:: ASSIGNMENT ::
What is the number of lines in these records with "title" in them? Answer with that number only.

Dataset entries:
*** Begin section ***

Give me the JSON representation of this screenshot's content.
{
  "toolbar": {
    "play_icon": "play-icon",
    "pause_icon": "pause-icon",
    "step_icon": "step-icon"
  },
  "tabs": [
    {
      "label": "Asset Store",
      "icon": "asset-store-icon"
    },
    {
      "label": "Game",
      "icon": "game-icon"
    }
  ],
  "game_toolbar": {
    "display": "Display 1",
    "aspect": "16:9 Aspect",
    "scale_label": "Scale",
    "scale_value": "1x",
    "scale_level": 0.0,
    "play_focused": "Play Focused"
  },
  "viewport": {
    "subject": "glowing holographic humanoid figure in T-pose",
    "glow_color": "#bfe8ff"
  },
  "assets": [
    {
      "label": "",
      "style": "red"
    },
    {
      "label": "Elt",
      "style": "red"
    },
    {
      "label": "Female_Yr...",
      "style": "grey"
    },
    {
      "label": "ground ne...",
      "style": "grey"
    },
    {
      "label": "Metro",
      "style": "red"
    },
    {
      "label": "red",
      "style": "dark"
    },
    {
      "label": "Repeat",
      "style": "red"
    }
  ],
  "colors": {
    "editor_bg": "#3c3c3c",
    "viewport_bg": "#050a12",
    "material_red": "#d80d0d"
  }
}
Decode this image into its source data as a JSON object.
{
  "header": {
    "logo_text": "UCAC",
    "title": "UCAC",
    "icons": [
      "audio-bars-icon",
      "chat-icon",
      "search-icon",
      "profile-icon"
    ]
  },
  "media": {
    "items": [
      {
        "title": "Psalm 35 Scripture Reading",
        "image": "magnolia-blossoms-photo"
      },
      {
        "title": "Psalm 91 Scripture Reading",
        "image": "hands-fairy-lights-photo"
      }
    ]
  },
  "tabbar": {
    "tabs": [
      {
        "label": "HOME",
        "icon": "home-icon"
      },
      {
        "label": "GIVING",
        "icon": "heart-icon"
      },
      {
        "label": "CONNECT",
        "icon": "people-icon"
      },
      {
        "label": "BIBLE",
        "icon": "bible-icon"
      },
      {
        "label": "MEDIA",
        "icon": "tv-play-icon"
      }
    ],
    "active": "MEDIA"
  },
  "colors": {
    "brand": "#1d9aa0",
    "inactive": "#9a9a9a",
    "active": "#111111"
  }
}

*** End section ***

:: ANSWER ::
3